The other day, I went out in the backyard with a glass of wine and spent several minutes listening to birds high up in the trees. They are singing the folk songs they have exchanged for thousands and thousands of years. It’s their mating season, and while all around us seems so stressful, they are living lives more or less unchanged.
As last week went on, I began seeing and hearing less and less people, and seeing and hearing more and more birds. Now that I’m working for home, they’re about the only entities I hear in real life and real time. Our feathered friends have always been here, but now I’m just back to appreciating them. My relationship with them is uncomplicated; they want and need nothing from me, and don’t pay much attention amidst their courtship rituals as I gaze up in silent admiration.

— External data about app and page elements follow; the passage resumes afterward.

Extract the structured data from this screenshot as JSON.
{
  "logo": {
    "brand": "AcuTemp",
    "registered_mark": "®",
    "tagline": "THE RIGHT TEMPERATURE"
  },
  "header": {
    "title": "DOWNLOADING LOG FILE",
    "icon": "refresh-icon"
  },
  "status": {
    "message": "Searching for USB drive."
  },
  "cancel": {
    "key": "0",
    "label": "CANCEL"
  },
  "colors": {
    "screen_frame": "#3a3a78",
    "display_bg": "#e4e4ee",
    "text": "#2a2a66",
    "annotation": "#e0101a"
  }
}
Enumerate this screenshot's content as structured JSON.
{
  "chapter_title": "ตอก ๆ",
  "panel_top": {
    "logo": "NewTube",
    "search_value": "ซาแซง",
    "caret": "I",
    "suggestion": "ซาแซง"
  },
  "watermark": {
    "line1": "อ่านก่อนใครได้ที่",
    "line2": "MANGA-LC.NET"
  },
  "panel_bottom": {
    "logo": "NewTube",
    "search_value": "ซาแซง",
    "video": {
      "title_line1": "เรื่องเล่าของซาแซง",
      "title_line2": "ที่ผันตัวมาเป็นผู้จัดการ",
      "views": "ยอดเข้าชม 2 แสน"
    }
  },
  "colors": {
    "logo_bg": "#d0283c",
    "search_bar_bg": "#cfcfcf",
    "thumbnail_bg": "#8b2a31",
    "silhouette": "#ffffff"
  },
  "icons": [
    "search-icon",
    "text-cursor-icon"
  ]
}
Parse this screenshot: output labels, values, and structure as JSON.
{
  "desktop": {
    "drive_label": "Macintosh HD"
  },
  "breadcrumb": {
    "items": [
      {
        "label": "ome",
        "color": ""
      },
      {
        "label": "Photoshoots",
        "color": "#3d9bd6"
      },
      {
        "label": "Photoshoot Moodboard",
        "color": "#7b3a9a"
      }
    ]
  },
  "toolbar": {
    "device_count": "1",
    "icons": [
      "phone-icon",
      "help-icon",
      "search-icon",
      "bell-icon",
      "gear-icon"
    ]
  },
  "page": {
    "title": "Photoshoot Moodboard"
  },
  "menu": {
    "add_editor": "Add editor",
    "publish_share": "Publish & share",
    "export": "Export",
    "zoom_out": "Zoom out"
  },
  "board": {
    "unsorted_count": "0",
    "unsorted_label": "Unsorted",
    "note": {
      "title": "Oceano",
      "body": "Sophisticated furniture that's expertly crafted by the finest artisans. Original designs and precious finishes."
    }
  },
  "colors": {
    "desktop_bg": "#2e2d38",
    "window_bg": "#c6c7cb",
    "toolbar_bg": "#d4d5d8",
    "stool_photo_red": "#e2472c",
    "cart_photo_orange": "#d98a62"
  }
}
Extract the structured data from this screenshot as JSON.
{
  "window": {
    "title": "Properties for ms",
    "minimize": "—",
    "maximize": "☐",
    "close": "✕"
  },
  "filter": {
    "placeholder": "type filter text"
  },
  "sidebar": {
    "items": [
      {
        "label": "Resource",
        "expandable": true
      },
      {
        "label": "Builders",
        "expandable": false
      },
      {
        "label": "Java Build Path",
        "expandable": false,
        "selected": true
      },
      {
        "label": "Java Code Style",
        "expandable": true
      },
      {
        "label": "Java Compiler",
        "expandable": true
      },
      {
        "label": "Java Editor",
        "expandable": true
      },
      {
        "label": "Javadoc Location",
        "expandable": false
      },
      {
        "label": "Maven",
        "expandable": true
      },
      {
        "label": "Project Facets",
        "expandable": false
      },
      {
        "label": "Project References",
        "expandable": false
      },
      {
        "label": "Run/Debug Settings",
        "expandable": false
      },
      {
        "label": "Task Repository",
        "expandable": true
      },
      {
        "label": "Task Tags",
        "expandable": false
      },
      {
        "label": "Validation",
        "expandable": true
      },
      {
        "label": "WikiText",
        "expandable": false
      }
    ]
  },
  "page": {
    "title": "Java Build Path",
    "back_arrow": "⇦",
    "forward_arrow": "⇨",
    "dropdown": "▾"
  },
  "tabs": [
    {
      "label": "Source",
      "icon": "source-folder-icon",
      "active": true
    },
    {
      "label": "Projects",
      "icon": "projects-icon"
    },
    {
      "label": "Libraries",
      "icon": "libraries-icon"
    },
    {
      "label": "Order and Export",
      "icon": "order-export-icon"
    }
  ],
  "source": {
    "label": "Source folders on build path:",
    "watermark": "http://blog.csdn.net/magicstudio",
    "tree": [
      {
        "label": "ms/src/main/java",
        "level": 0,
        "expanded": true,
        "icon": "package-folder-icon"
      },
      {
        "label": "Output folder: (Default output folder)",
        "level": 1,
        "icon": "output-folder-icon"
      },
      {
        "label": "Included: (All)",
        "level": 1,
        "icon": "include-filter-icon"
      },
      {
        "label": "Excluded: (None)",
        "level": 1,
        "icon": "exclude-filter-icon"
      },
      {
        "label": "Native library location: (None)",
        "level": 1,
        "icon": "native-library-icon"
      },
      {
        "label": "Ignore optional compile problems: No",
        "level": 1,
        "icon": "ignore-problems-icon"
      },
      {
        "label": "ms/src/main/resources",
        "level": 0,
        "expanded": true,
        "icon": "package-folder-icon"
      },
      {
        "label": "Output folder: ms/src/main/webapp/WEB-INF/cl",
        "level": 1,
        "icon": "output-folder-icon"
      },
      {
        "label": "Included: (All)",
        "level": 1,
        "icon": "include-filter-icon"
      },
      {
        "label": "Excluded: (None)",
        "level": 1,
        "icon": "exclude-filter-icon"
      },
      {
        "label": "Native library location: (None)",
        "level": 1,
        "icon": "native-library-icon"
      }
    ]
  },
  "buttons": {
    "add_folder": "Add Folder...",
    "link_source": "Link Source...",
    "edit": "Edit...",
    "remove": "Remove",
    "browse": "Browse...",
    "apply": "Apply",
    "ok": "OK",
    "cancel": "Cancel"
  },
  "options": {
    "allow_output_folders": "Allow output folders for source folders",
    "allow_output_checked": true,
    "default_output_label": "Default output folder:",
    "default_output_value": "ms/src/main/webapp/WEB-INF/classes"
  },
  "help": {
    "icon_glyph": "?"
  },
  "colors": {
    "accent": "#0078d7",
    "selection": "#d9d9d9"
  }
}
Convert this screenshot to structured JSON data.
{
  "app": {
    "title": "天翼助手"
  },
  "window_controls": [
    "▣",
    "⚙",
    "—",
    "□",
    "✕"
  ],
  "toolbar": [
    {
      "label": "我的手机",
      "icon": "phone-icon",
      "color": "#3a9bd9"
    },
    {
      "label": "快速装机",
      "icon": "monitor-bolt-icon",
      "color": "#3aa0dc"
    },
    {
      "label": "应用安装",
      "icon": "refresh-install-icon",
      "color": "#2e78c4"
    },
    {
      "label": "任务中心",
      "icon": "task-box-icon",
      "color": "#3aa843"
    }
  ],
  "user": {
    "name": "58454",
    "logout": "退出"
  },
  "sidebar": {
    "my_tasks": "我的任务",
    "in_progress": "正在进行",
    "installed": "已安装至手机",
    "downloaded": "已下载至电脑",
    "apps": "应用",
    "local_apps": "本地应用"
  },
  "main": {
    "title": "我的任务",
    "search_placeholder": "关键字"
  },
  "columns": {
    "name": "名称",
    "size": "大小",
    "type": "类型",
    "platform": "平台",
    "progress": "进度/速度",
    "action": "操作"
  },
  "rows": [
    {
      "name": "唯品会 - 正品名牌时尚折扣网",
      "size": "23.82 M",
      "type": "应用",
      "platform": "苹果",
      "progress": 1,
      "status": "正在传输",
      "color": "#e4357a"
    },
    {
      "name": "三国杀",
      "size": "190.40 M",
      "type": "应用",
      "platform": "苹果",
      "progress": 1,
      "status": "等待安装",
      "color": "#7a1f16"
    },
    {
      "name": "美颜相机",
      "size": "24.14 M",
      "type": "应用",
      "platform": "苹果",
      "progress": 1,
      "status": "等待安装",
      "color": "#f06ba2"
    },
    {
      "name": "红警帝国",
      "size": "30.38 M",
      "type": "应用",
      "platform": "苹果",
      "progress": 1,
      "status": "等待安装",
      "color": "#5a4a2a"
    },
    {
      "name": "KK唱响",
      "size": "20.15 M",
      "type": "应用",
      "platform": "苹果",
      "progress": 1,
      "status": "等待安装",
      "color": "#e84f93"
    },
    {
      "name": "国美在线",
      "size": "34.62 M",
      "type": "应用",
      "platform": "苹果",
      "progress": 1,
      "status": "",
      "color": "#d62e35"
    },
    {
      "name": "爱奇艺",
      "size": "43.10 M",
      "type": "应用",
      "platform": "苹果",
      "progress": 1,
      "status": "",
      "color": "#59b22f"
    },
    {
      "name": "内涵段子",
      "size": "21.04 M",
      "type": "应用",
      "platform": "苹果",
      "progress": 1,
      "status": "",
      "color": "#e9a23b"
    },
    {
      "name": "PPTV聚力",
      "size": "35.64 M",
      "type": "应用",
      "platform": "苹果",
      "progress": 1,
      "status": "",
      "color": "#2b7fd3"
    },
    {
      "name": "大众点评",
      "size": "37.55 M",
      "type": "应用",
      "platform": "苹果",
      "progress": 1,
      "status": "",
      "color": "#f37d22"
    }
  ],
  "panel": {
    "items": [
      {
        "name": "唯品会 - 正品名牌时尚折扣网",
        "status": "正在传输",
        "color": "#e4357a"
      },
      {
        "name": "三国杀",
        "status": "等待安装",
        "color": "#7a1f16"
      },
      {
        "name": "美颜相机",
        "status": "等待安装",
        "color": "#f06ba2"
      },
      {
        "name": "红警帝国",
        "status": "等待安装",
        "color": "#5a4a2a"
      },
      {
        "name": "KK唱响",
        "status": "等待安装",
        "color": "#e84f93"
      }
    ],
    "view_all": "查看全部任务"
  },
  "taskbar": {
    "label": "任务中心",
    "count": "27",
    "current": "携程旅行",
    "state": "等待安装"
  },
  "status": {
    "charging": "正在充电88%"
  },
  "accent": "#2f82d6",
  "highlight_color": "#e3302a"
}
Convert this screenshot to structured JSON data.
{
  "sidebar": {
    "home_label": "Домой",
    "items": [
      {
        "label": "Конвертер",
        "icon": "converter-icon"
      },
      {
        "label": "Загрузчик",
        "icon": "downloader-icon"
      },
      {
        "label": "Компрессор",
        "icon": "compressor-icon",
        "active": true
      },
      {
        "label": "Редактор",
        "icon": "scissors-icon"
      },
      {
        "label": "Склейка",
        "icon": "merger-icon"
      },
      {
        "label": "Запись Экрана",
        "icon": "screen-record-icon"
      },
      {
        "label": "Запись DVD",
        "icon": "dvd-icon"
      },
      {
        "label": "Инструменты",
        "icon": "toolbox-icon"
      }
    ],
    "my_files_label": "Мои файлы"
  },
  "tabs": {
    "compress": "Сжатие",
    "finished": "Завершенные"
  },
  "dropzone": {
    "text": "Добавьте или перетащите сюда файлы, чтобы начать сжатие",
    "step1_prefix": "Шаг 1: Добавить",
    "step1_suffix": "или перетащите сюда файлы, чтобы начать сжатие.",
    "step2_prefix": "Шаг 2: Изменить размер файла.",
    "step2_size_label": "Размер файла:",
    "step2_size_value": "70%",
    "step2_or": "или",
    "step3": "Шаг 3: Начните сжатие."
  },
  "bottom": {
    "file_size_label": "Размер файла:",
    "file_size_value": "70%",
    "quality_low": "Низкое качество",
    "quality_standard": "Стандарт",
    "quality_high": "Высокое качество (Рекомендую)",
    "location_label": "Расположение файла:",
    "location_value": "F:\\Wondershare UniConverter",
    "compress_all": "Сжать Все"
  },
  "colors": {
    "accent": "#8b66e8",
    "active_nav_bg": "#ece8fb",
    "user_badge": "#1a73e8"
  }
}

There is change, and there are constants. The birds still sing and flirt and carry on their life cycles. They flit from branch to branch, not worrying about the latest news or how many likes any given post has or how the stock market is doing. They live their lives in the moment.
In these complicated times, may you have opportunities to find peace and the simple, small moments to remind you of the joys of life.
These are the times that try (hu)man’s souls, but I’ve also seen some really awesome people reminding us of the good of humanity.
I’ve seen so many people on campus and even alumni reaching out to see if they can help as faculty members hustle to make remote learning plans, while many colleagues come up with new ways to serve students. Focus on people hoarding toilet paper if you want, but I’ll prefer to ponder people sharing their skills for the betterment of others every day.
Within hours of the announcement that Arius’ school would be closed, two of his favorite adults had reached out to his mom to say that they could help watch him if needed. His school district (and many others) also put a high priority on making sure that the youngsters for whom food was a vital part of their educational experience would be taken care of, essentially offering every family in the community free breakfast and lunch.
But I feel for all those hurting. Students who don’t know when they’ll see their friends again. College seniors wondering if they’ll have graduations. People who can’t go to work because they need to care for kids. Businesses that have to shutter or radically alter their delivery methods, and hope they will be open again sooner than later — and all those they employ.
The Children’s Museum of Oswego, one of Arius’ favorite places, is understandably inaccessible for now. My inauspicious weekly open mics are on hold (I could do them online, but would anybody watch?), but I’m more bummed I won’t see the awesome folks I get to spend the evenings with. Sterling Cidery and the whole lovely community of friends I’ve made will sit empty in its edifice and in our lives.
Ultimately, this too shall come to pass. Time travelers Bill and Ted, while not exactly Socrates, gave us great advice: Be excellent to each other. Be kind. Be supportive. Be patient. When this is over, we’ll remember how people treated each other. And I have indeed seen many being excellent, which is a reason for hope.